The Arab monarchies of the Persian Gulf's $2trn of government financial wealth could be gone by 2034 if current fiscal measures aren't ramped up, as oil demand nears peak levels, the International Monetary Fund said in a report.
The six-nation Gulf Cooperation Council (GCC) accounts for over one fifth of global oil supply, but economies in the region have been hit hard by a drop in oil prices in 2014 and 2015. Global oil demand may start falling sooner than expected, putting a strain on the finances the IMF warns.
"Global oil demand will peak around 2041 at about 115 million barrels a day and gradually decline thereafter as the demand-reducing effects of improvements in energy efficiency and increased substitution away from oil begin to dominate the weakened positive impact of rising incomes and population," the IMF said in a report, citing a benchmark projection.
The expected speed and size of these consolidations in most countries may not be sufficient to stabilize their wealth"
Gulf states have for decades used their energy wealth to provide millions of citizens with government jobs, part of a social contract by rulers that rewards political acquiescence and educational attainment with employment for life.
But high-paying public sector jobs that demand little of workers have translated into low productivity and an entitlement culture, as well as rising costs as populations grow.
"At the current fiscal stance, the region's existing financial wealth could be depleted in the next 15 years," it said.
Gulf countries are trying to implement reforms and diversify their economies to lower dependence on oil income.
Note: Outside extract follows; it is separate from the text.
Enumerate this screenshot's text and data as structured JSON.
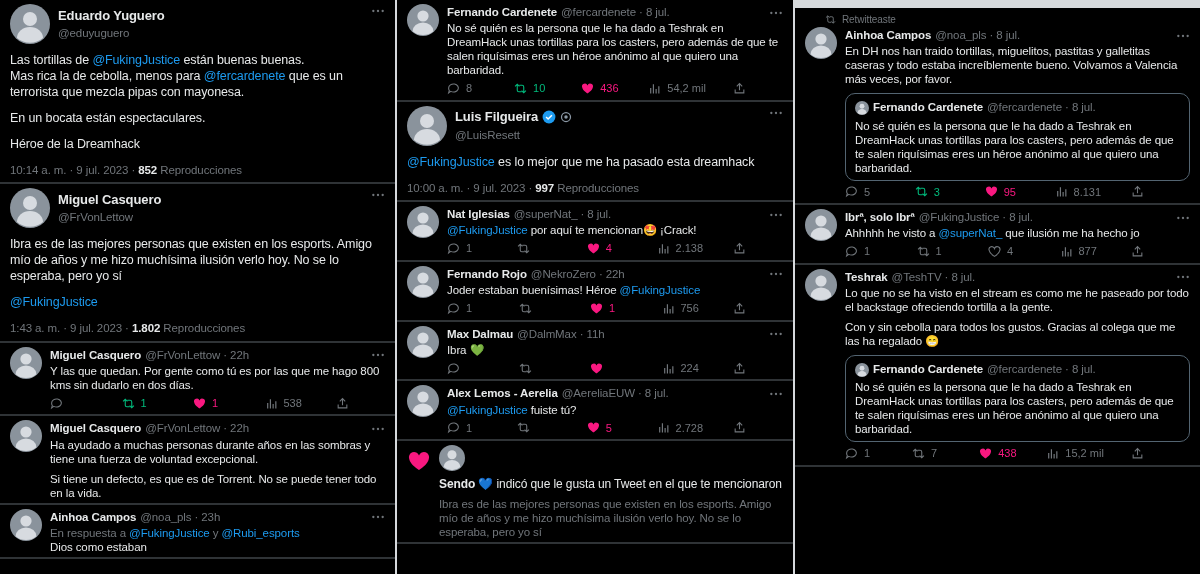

Several countries have introduced taxes, including VAT and excise taxes, to shore up government revenue. These reforms may be too little too late, according to the IMF.
"All GCC countries have recognized the lasting nature of their challenge ... However, the expected speed and size of these consolidations in most countries may not be sufficient to stabilize their wealth," it added.
Kuwait - which has one of the world's biggest sovereign funds - could need some $180bn in financing over the next six years in the absence of more drastic fiscal measures, the IMF said last month. Saudi Arabia expects a deficit of $50bn this year.